The five editors of the Little Masters newspaper huddle over a piece of artwork submitted by one of their youngest readers. The color drawing, chosen from a pile of mailed-in manuscripts, shows a boy and girl planting a tree.
''Will you use this one?'' asks a visitor who wants to test the editors' on-the-spot editorial judgment.
After a few minutes' consultation during which everyone speaks at once, the decision comes: No, it is not suitable.
The 11-year-old deputy editor in chief, Wu Chen, quickly explains the editors' verdict: The sketch was not done in a ''presentable'' way. This was not the time of year to plant trees, and it wasn't clear what the artist was trying to say with her sketch.
The seven-year-old contributor would have to try again.
China has many newspapers and magazines for children. But Little Masters is the only such publication written and edited by children. All the editors, reporters, and contributors are under 14 years of age.
Little Masters was launched more than a year ago as a spare-time effort of children in the Children's Palace of Shanghai's Chang Ning district. Wu Chen and language editor Yang Yang say they helped start the paper because they wanted to write articles but couldn't get them published.
The 42 editors and more than 60 reporters on the paper's staff are all members of the Young Pioneers, a national primary-school organization sponsored by the Communist Youth League. The adult adviser, Zhu Jie Shi, says he gives the children free rein in managing and editing, though he coaches them in journalistic skills and techniques. The paper is laid out and printed by a local daily in Shanghai.
The newspaper's staff members do appear to operate independently, despite their age. The reporters conduct interviews on their own and without adult supervision, say the editors.
The paper also has high-level attention, if not official sanction. During a visit to Shanghai last spring by some of China's leaders, four reporters from Little Masters interviewed senior leader Deng Xiaoping and Premier Zhao Ziyang.
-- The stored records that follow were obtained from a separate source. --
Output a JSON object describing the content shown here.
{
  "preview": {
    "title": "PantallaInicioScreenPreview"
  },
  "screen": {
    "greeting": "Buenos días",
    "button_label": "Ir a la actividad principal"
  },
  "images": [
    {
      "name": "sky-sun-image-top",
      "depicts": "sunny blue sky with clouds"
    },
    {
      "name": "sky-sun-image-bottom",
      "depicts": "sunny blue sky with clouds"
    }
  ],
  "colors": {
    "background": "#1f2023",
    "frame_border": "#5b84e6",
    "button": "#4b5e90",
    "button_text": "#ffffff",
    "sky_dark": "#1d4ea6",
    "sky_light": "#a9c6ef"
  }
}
Naturally the story made the front page with a few short paragraphs and photos.
This past summer, some of the editors traveled to Peking to solicit funds to support what they say is an unprofitable operation. They came back with more than 6,000 yuan (about $2,400).
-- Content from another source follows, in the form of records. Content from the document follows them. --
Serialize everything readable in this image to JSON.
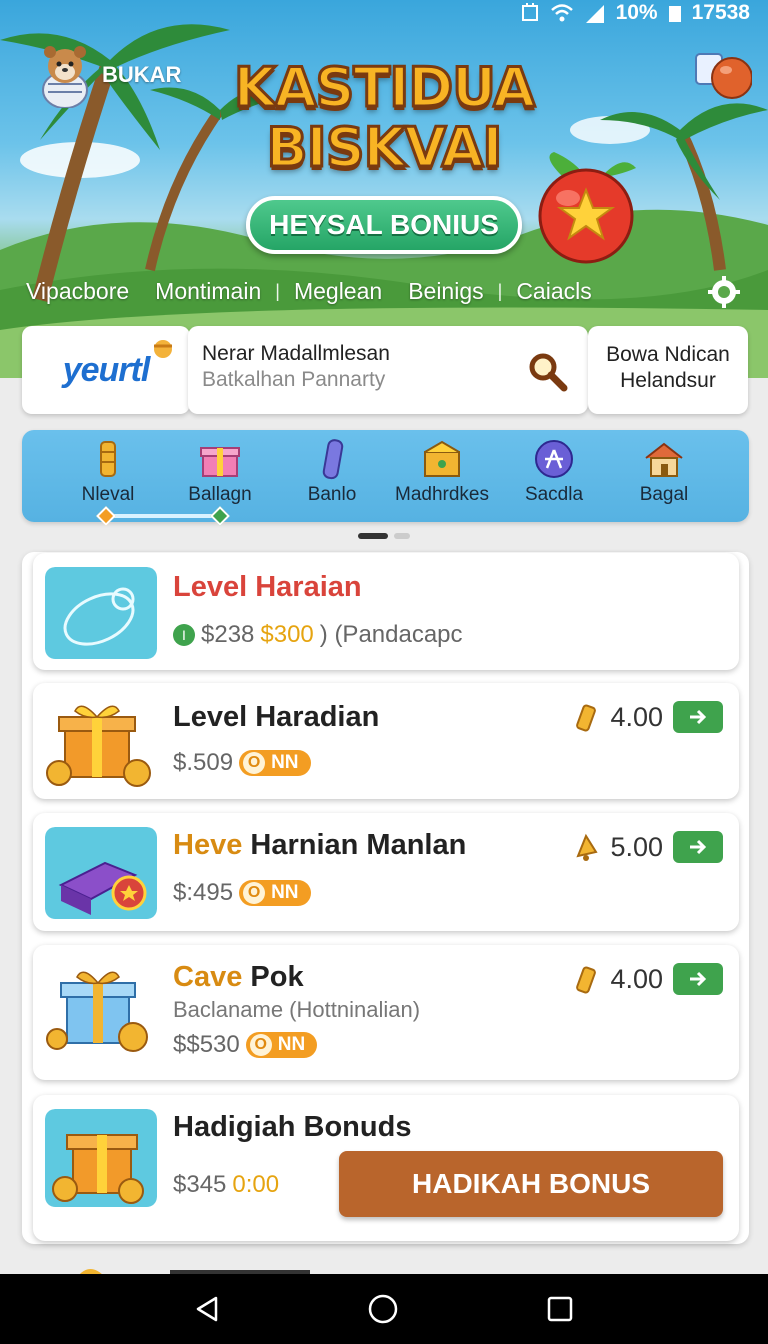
{
  "status_bar": {
    "battery": "10%",
    "time": "17538"
  },
  "hero": {
    "user_name": "BUKAR",
    "title_line1": "KASTIDUA",
    "title_line2": "BISKVAI",
    "badge": "HEYSAL BONIUS",
    "nav": [
      "Vipacbore",
      "Montimain",
      "Meglean",
      "Beinigs",
      "Caiacls"
    ]
  },
  "search": {
    "brand": "yeurtl",
    "title": "Nerar Madallmlesan",
    "placeholder": "Batkalhan Pannarty",
    "promo_line1": "Bowa Ndican",
    "promo_line2": "Helandsur"
  },
  "categories": [
    {
      "label": "Nleval",
      "icon": "coin-stack-icon"
    },
    {
      "label": "Ballagn",
      "icon": "gift-icon"
    },
    {
      "label": "Banlo",
      "icon": "tube-icon"
    },
    {
      "label": "Madhrdkes",
      "icon": "treasure-icon"
    },
    {
      "label": "Sacdla",
      "icon": "badge-icon"
    },
    {
      "label": "Bagal",
      "icon": "house-icon"
    }
  ],
  "list": [
    {
      "title": "Level Haraian",
      "price_prefix": "I",
      "price_main": "$238",
      "price_accent": "$300",
      "price_tail": ") (Pandacapc"
    },
    {
      "title": "Level Haradian",
      "price": "$.509",
      "pill": "NN",
      "value": "4.00"
    },
    {
      "title_accent": "Heve",
      "title_rest": "Harnian Manlan",
      "price": "$:495",
      "pill": "NN",
      "value": "5.00"
    },
    {
      "title_accent": "Cave",
      "title_rest": "Pok",
      "subtitle": "Baclaname (Hottninalian)",
      "price": "$$530",
      "pill": "NN",
      "value": "4.00"
    },
    {
      "title": "Hadigiah Bonuds",
      "price": "$345",
      "price_accent": "0:00",
      "button": "HADIKAH BONUS"
    }
  ],
  "colors": {
    "accent_green": "#3fa34d",
    "accent_orange": "#f39d22",
    "bonus_button": "#b9652c",
    "title_red": "#d9443b"
  }
}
The content of the newspaper would be familiar to children anywhere in the world. Compositions published in recent issues include an essay on autumn, a lesson on map-reading, firsthand observations on the life of a grasshopper, the story of an eight-year-old boy who learned how to boil water (overcoming his fear of fire), and a request for help from a little girl on how to cure carelessness in completing math assignments.
The newspaper receives 500 to 600 letters, essays, poems, and pieces of artwork each month, the editors say. During the interviews, the five young editors were articulate and forthright. The four boys and one girl seemed fearless, though respectful, toward adults. Several said they enjoyed newspaper work more than any other after-school activity and that they wanted journalism careers.